UNITED NATIONS: There are over 1 billion firearms in the world today, including 857 million in civilian hands — with American men and women the dominant owners, according to a study released Monday.
The Small Arms Survey says 393 million of the civilian-held firearms, 46 percent, are in the United States, which is “more than those held by civilians in the other top 25 countries combined.”
“The key to the United States, of course, is its unique gun culture,” the report’s author, Aaron Karp, said at a news conference. “American civilians buy an average of 14 million new firearms every year, and that means the United States is an overwhelming presence on civilian markets.”
The report said the numbers include legal and illegal firearms in civilian hands, ranging from improvised craft weapons to factory-made handguns, rifles, shotguns and, in some countries, even machine guns.
The estimate of over 1 billion firearms worldwide at the end of 2017 also includes 133 million such weapons held by government military forces and 22.7 million by law enforcement agencies, it said.
Karp said the new global estimate is significantly higher than the 875 million firearms estimated in the last survey in 2007, and the 650 million civilian-held firearms at that time — mostly due to increasing civilian ownership.
While the United States was dominant in civilian ownership in 2007 and 2017, the report said the US is only fifth today in military firearms holdings, behind Russia, China, North Korea and Ukraine. It is also fifth in law enforcement holdings, behind Russia, China, India and Egypt.
The Small Arms Survey released its study to coincide with the third UN conference to assess progress on implementing a 2001 program known as Prevent, Combat and Eradicate the Illicit Trade in Small Arms, which includes marking weapons so they can be traced. The conference opened Monday and ends June 29.
Small Arms Survey director Eric Berman stressed that the Geneva-based research and policy institute isn’t an advocacy organization.
“We don’t advocate disarmament. We are not against guns,” he said. “What we want to do, and what we have done successfully for the last 19 years, is to be able to provide authoritative information and analysis for governments so that they can work to address illicit proliferation and reduce it — and to reduce also the incidents of armed violence.”
Karp, a lecturer at Old Dominion University in Virginia, said that since the 2007 report, “we have a much more accurate picture of the distribution of firearms around the world than we’ve ever had before.”
He said information, including on civilian ownership from 133 countries, has enabled the Small Arms Survey to publish figures on 230 countries and autonomous territories. But he cautioned that every country’s figures include “some degree of estimation.”
According to the report, the countries with the largest estimated number of civilian-held legal and illegal firearms at the end of 2017 were the United States with 393.3 million, India with 71.1 million, China with 49.7 million, Pakistan with 43.9 million and Russia with 17.6 million.
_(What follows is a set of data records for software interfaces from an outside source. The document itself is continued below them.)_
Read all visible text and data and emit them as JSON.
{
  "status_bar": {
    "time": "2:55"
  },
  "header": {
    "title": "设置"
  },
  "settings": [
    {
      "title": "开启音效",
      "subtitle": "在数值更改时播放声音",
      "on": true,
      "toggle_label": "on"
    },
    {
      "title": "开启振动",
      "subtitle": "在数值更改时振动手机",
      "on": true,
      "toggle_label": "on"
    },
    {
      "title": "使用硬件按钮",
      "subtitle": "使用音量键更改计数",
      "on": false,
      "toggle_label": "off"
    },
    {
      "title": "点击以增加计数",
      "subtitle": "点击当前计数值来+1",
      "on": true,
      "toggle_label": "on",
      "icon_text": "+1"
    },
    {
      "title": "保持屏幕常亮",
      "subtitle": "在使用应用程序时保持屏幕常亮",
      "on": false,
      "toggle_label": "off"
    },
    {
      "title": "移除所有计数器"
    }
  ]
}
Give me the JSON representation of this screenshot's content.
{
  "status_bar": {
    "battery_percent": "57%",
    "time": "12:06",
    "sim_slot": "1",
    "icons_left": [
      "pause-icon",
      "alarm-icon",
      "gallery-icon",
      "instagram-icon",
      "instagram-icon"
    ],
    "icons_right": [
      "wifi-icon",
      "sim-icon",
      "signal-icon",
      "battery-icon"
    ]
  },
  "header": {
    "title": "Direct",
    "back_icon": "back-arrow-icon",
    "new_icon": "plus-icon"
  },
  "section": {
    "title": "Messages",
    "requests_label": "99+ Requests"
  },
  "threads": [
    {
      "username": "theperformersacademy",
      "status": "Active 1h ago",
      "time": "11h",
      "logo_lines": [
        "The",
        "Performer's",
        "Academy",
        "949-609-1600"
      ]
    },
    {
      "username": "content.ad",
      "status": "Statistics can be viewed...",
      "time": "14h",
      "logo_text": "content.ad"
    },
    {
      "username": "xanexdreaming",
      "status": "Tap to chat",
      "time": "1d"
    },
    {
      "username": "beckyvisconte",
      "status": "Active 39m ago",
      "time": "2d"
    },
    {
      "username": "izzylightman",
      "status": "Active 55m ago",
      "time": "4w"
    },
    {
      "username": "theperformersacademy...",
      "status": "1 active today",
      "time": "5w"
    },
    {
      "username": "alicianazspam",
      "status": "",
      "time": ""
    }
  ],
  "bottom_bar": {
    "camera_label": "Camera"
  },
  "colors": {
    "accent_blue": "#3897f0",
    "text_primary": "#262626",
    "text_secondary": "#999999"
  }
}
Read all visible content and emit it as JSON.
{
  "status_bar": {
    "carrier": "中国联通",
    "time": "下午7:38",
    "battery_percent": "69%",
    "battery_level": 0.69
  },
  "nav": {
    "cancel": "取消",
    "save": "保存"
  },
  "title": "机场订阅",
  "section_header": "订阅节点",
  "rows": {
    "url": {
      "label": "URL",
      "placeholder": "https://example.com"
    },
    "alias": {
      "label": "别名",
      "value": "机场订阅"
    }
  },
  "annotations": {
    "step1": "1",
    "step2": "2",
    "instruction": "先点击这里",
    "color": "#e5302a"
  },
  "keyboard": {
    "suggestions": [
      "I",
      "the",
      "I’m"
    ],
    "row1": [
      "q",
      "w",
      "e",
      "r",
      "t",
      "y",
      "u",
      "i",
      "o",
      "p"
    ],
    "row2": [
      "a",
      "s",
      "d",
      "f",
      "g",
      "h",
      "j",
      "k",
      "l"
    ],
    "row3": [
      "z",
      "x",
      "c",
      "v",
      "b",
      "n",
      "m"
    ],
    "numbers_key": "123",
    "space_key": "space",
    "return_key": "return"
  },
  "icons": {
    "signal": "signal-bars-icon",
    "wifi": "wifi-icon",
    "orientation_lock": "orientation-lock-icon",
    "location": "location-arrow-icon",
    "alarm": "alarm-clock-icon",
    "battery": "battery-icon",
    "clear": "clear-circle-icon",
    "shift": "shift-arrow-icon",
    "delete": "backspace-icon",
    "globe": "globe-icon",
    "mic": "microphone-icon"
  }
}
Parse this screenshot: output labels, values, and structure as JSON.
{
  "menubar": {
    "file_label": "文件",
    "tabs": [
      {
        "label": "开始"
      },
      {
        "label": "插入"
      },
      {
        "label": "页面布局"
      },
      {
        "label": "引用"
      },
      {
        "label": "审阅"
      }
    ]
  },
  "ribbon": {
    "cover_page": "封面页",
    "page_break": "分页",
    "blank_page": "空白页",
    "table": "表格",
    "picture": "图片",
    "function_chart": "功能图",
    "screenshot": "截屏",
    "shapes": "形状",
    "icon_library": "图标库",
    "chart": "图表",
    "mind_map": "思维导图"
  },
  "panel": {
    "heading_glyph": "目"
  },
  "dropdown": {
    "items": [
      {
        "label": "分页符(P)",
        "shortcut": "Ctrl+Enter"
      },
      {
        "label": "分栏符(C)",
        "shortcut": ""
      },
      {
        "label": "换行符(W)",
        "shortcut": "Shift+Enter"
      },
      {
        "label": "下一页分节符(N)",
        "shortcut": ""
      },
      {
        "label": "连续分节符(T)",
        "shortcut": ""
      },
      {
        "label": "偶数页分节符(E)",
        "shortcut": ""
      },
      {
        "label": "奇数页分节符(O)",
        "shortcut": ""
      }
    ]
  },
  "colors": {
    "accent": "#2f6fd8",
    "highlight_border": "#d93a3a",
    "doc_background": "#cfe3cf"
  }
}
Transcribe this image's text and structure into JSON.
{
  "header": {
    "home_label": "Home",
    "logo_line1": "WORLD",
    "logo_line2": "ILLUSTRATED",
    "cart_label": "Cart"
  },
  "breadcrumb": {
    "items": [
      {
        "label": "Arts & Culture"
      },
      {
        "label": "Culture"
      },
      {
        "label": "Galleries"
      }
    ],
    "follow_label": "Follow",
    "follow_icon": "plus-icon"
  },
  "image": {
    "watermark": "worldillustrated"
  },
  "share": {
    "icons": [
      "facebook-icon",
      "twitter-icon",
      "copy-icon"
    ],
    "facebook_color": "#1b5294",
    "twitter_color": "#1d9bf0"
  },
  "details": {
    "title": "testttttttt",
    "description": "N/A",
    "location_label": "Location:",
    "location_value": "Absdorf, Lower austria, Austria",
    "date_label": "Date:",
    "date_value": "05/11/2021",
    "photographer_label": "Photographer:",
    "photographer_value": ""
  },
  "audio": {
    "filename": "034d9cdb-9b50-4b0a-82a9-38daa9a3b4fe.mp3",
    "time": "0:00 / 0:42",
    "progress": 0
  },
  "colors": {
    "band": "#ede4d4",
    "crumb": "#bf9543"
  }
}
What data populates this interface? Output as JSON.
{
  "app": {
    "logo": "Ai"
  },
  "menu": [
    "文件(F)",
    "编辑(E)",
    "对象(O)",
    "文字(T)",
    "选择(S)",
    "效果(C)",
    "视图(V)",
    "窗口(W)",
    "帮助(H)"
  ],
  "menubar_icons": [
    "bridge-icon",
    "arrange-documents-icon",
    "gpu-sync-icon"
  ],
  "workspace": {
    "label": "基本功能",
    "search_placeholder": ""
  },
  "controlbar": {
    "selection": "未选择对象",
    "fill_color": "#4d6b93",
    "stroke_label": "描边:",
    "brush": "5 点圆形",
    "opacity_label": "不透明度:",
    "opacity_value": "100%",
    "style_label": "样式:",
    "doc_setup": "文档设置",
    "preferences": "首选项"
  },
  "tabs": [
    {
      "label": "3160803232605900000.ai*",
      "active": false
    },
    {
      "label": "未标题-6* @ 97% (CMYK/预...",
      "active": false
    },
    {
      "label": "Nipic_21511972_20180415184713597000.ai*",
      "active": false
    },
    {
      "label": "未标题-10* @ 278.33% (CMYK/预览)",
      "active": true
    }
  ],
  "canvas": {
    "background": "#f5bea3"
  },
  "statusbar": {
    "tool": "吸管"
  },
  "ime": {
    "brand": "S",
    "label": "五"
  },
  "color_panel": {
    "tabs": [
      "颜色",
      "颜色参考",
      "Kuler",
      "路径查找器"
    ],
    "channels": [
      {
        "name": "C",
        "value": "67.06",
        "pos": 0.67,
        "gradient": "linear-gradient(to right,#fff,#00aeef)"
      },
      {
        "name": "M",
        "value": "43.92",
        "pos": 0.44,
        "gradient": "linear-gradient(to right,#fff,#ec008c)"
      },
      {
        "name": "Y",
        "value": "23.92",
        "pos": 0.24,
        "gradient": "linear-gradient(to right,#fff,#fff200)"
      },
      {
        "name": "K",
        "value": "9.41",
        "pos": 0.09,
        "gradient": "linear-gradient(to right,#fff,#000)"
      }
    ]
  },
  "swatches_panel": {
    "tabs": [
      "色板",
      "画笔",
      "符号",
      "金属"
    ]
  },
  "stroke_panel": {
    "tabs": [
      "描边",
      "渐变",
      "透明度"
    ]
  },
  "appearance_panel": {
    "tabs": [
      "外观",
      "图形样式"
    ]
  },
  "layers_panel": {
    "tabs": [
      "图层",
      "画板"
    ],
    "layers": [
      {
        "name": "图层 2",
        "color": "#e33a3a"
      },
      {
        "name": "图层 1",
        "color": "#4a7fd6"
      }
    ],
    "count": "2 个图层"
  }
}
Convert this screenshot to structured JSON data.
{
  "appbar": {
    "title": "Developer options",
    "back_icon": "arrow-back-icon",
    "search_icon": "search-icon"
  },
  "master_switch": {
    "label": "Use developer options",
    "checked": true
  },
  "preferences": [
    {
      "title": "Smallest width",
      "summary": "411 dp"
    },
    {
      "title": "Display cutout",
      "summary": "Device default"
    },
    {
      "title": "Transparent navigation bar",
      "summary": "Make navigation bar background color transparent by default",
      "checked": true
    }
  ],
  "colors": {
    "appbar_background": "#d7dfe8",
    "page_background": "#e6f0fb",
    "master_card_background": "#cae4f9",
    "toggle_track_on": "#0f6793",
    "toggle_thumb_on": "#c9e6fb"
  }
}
But Karp said the more important number is the estimated rate of civilian firearms holdings per 100 residents — and in that table India, China and Russia rank much lower than the US and outside the top 25 while Pakistan ranks 20th.
At the top of that ranking are Americans, who own 121 firearms for every 100 residents. They are followed by Yemenis at 53, Montenegro and Serbia with 39, Canada and Uruguay about 35, and Finland, Lebanon and Iceland around 32.
Karp said the Small Arms Survey doesn’t have year-by-year data but countries whose ownership appears to have gone down relative to 2007 include Finland, Iraq, Sweden and Switzerland, though he cautioned this could be due to better data. He said ownership rates in Canada and Iceland are “clearly up” while the rates in Cyprus, Yemen, Serbia and the United States remained relatively stable.
Anna Alvazzi del Frate, the institute’s program director, said that “the countries with the highest level of firearm violence — they don’t rank high in terms of ownership per person.”
“So what we see is that there is no direct correlation at the global level between firearm ownership and violence,” she said.
But “the correlation exists with firearm suicides, and it is so strong that it can be used, at least in Western countries, as a proxy for measurement,” Alvazzi del Frate said.